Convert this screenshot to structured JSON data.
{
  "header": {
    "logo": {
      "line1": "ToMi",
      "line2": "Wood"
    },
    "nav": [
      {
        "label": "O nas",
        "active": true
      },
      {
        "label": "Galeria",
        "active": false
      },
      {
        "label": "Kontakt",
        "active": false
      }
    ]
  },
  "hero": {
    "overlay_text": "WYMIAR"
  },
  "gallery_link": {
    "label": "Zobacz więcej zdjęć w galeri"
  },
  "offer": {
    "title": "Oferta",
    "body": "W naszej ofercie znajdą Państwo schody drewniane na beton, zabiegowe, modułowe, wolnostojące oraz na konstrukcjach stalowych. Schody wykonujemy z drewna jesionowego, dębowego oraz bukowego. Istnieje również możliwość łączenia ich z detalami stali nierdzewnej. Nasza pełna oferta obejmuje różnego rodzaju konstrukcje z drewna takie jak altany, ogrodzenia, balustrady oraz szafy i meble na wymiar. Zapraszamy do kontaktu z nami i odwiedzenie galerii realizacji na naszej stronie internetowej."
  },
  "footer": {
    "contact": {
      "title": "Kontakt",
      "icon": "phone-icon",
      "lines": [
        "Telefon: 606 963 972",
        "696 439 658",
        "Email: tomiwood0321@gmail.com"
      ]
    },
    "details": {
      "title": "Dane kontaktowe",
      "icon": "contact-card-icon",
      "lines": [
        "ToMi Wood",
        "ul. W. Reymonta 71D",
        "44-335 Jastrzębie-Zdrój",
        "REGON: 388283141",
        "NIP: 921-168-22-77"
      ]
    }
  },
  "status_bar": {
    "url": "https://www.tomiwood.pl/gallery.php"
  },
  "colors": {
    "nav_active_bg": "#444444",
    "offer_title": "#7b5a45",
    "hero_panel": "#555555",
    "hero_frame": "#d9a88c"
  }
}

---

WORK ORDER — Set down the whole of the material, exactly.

SOLUTION FOR THIS EXERCISE —
Convert this screenshot to structured JSON data.
{
  "header": {
    "logo": {
      "line1": "ToMi",
      "line2": "Wood"
    },
    "nav": [
      {
        "label": "O nas",
        "active": true
      },
      {
        "label": "Galeria",
        "active": false
      },
      {
        "label": "Kontakt",
        "active": false
      }
    ]
  },
  "hero": {
    "overlay_text": "WYMIAR"
  },
  "gallery_link": {
    "label": "Zobacz więcej zdjęć w galeri"
  },
  "offer": {
    "title": "Oferta",
    "body": "W naszej ofercie znajdą Państwo schody drewniane na beton, zabiegowe, modułowe, wolnostojące oraz na konstrukcjach stalowych. Schody wykonujemy z drewna jesionowego, dębowego oraz bukowego. Istnieje również możliwość łączenia ich z detalami stali nierdzewnej. Nasza pełna oferta obejmuje różnego rodzaju konstrukcje z drewna takie jak altany, ogrodzenia, balustrady oraz szafy i meble na wymiar. Zapraszamy do kontaktu z nami i odwiedzenie galerii realizacji na naszej stronie internetowej."
  },
  "footer": {
    "contact": {
      "title": "Kontakt",
      "icon": "phone-icon",
      "lines": [
        "Telefon: 606 963 972",
        "696 439 658",
        "Email: tomiwood0321@gmail.com"
      ]
    },
    "details": {
      "title": "Dane kontaktowe",
      "icon": "contact-card-icon",
      "lines": [
        "ToMi Wood",
        "ul. W. Reymonta 71D",
        "44-335 Jastrzębie-Zdrój",
        "REGON: 388283141",
        "NIP: 921-168-22-77"
      ]
    }
  },
  "status_bar": {
    "url": "https://www.tomiwood.pl/gallery.php"
  },
  "colors": {
    "nav_active_bg": "#444444",
    "offer_title": "#7b5a45",
    "hero_panel": "#555555",
    "hero_frame": "#d9a88c"
  }
}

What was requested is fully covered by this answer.